Nidaa, on the other hand, relied more heavily on existing party members to fill its lists. After the 2014 elections, the central organization and parliamentary bloc fragmented around who would lead the party. The local lists reflected these internal leadership battles. Many Nidaa lists also included members of the hegemonic RCD party of former president Zine el-Abidine Ben Ali.

In some localities, candidates who were offered subpar rankings on Nidaa lists instead formed independent lists. The lack of coherence seems to have cost it significant voter support. Nidaa’s vote share decreased to 21 percent, falling from its 38 percent share in the 2014 legislative elections.

Failures and successes in alliance-forming

Some posited that municipal elections could be a good opportunity to unite secular progressive parties and form lasting alliances. These efforts largely failed. Negotiations among Democratic Current, People’s Movement and Republican Party, a potential leftist and Arab nationalist alliance, all quickly petered out.

Smaller parties from social democratic and liberal tendencies had slightly better luck, with 11 coming together to form the “Civil Alliance” that planned to run in 48 municipalities. However, once formed, the alliance had difficulties agreeing on names and rankings. In many instances, only two or three parties made its lists, while others left for independent lists. Damaged by these struggles, Civil Alliance ran in 36 municipalities and garnered 1.7 percent of the votes. Even with a weakened Nidaa, it remains difficult to forming a unified secular-democratic alternative.

Popular Front was formed as an alliance of leftist parties in 2012 and has been slowly turning into a coherent party. Both national and local coordinators told me they aimed to prioritize young and loyal activists in their lists. While others viewed Popular Front as “young protesters who do not engage in politics constructively,” its leaders aimed to change this image through local activist training. But relying on loyalists only earned the alliance the same share of votes — 4 percent — as in 2014 legislative elections.

How independent were “independent” lists?

Independent lists garnered more than 30 percent of the votes and in some key municipalities won up to 60 percent. Some suggest that this is a good indicator of Tunisian voters’ willingness to try political alternatives, but were the many (860) nominally independent lists really that nonpartisan?

Since the vertical parity rule failed to ensure gender equality in parliament, the municipal elections law introduced a “horizontal parity,” in which half of any party or alliance’s lists had to be headed by women. Local party coordinators debated which municipalities were more conservative or competitive and therefore “deserved” a male candidate to head the list. Some smaller parties found a loophole by running as “independent” lists in the municipalities where they insisted on having a male head.
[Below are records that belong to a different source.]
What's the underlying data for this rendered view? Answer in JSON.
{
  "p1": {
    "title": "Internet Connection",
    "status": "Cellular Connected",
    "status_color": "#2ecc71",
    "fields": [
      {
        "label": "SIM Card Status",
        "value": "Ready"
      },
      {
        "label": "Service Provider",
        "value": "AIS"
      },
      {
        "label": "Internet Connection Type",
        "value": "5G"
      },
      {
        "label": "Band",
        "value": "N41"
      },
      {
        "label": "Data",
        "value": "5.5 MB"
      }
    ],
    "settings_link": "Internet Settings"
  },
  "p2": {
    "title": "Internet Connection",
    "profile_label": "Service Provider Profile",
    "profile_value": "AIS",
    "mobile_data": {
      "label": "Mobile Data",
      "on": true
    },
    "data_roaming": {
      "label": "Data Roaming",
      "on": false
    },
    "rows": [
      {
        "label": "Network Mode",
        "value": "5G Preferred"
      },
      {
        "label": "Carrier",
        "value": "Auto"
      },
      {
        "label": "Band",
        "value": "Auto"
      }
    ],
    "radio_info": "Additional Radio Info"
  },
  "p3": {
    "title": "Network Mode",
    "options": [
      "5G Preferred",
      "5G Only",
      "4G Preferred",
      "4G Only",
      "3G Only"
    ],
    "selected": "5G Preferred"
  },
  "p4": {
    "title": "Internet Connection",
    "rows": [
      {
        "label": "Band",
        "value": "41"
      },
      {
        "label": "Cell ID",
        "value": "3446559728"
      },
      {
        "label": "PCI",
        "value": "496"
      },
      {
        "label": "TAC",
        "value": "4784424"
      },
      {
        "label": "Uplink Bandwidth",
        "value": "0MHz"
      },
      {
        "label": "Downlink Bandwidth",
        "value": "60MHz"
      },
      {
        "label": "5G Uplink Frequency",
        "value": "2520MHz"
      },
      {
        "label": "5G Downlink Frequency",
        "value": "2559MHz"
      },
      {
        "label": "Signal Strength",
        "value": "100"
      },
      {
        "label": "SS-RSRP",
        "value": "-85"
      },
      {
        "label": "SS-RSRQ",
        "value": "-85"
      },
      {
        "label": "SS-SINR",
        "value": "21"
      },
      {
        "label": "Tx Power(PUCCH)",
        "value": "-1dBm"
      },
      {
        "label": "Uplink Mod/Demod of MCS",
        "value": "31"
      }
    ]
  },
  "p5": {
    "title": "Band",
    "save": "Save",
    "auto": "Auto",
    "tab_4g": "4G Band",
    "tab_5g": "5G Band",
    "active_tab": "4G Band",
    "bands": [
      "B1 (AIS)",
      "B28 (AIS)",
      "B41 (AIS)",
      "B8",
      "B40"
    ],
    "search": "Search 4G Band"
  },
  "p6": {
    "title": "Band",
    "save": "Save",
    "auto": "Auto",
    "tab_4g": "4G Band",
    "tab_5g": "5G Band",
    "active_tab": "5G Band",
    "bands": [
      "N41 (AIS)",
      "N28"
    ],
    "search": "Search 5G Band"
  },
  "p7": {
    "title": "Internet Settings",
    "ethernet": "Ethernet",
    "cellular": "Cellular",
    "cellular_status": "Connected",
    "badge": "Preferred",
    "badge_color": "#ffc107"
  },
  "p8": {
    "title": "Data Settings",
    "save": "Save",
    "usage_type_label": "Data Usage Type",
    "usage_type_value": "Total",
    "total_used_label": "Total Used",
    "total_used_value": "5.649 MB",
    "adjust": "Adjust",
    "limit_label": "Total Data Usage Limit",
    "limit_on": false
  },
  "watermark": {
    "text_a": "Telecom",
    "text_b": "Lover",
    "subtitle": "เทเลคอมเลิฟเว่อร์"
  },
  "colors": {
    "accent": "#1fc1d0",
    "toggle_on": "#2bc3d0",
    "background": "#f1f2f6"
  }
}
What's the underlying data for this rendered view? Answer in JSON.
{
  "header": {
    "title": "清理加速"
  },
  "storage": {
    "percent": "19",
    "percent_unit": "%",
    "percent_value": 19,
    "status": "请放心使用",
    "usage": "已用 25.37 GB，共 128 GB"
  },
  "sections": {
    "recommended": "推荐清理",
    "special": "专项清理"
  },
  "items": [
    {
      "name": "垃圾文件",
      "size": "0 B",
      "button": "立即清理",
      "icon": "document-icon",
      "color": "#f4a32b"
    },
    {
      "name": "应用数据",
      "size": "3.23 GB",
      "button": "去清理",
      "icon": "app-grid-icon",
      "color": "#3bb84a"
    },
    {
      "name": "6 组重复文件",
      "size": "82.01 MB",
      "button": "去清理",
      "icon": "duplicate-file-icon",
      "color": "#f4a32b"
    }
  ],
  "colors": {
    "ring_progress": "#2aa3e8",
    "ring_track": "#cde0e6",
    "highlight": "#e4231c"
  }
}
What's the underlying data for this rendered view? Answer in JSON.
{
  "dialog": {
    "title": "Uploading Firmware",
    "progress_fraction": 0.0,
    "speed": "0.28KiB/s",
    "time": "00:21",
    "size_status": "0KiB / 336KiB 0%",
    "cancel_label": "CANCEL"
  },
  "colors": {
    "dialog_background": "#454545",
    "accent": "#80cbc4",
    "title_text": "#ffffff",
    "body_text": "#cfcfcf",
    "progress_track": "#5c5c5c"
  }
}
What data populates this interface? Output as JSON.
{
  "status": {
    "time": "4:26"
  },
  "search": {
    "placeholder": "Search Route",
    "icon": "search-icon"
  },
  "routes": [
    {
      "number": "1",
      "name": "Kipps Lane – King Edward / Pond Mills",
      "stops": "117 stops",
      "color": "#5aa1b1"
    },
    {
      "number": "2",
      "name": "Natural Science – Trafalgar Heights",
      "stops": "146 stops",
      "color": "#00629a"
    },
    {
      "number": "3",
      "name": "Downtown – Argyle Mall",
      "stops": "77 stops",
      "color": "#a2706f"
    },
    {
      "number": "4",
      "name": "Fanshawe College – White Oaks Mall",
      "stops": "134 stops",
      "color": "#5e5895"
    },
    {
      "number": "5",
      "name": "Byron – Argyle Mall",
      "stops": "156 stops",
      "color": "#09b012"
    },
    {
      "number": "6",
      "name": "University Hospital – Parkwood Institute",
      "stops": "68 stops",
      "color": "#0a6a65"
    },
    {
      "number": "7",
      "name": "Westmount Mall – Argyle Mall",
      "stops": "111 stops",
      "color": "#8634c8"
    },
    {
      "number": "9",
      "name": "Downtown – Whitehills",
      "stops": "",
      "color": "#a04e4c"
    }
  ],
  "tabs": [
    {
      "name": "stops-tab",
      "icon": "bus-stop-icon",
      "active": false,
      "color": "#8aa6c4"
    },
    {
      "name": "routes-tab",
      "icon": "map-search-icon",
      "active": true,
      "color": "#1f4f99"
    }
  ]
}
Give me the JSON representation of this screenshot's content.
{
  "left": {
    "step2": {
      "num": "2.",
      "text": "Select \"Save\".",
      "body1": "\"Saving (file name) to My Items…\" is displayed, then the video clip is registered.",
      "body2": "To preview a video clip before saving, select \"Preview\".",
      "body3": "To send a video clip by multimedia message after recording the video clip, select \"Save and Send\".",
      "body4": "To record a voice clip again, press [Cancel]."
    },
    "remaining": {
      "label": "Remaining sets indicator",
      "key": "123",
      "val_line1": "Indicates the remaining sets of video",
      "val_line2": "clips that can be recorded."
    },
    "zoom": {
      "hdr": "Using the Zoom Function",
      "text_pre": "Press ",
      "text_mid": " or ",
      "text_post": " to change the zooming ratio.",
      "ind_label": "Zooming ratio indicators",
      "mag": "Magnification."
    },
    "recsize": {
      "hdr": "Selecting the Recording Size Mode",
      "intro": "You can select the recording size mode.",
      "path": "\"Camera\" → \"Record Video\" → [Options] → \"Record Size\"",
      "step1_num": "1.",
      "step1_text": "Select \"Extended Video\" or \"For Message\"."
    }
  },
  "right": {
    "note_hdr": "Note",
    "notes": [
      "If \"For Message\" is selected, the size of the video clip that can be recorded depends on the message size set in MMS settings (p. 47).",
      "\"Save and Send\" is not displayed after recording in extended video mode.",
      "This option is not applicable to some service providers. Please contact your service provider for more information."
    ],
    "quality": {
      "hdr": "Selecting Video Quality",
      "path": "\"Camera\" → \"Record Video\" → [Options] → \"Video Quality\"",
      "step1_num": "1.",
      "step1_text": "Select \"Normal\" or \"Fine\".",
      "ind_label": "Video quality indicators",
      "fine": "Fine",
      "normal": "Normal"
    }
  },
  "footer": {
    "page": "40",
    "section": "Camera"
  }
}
Other independent lists were formed by dissidents, mainly from Nidaa, who did not like their rankings in their ideal party lists. In some instances, Nidaa and Ennahda constructed alternative, nominally independent lists to place more supporters on higher, winnable ranks.

The truly independent lists were formed without any intervention of local party offices. Tunisia’s many young people, unemployed graduates and civil society activists wanted to be part of the local governance.

Local elections in Tunisia illustrated how parties expand and consolidate, or fail to do so, through candidate recruitment. As old and new research shows, democratic survival usually depends on a balance of power between parties. But this election also highlights the challenges and potential for democratic politics outside parties.

Aytug Sasmaz is a PhD candidate in government at Harvard University. Follow him on Twitter @aytugs.